(Saved entries)
┌──

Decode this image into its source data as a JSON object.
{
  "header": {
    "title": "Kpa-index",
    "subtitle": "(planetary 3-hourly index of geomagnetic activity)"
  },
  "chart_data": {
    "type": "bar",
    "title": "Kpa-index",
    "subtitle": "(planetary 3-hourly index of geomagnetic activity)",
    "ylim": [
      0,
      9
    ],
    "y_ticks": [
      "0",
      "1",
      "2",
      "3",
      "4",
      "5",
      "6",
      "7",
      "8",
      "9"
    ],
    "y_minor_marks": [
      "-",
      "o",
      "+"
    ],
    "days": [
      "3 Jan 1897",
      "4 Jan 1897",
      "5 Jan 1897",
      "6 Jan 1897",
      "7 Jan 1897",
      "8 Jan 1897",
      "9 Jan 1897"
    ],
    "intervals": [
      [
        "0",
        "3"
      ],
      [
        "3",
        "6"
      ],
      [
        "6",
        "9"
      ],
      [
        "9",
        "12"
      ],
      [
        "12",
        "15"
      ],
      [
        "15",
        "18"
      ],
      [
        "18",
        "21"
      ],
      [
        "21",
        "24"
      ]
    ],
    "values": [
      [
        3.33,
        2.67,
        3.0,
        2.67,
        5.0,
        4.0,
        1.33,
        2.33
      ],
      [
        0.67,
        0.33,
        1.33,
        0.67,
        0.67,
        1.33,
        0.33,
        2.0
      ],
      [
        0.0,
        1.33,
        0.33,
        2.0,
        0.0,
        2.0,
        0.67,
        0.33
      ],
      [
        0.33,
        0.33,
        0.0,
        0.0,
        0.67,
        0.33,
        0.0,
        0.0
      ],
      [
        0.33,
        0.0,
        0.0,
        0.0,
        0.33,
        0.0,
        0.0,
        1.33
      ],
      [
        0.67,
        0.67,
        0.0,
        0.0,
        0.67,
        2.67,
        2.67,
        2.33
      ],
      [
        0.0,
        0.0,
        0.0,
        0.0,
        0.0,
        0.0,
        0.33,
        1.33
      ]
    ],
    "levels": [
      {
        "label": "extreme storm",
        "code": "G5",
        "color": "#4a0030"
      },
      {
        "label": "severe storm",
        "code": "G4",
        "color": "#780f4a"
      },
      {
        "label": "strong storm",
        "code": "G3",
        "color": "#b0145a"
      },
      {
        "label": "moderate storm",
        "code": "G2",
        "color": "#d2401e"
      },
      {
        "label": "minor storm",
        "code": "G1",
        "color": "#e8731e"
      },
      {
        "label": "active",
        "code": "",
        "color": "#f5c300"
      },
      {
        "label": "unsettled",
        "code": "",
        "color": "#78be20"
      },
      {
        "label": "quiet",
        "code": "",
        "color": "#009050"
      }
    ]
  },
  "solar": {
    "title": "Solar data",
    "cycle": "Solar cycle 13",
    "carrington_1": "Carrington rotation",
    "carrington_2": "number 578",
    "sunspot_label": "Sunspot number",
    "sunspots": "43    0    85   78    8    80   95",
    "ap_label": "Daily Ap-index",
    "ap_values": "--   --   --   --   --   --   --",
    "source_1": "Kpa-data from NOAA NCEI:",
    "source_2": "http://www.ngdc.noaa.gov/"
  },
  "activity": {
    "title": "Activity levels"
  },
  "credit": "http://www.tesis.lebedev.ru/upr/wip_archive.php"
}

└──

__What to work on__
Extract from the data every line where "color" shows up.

__Output__
        "color": "#4a0030"
        "color": "#780f4a"
        "color": "#b0145a"
        "color": "#d2401e"
        "color": "#e8731e"
        "color": "#f5c300"
        "color": "#78be20"
        "color": "#009050"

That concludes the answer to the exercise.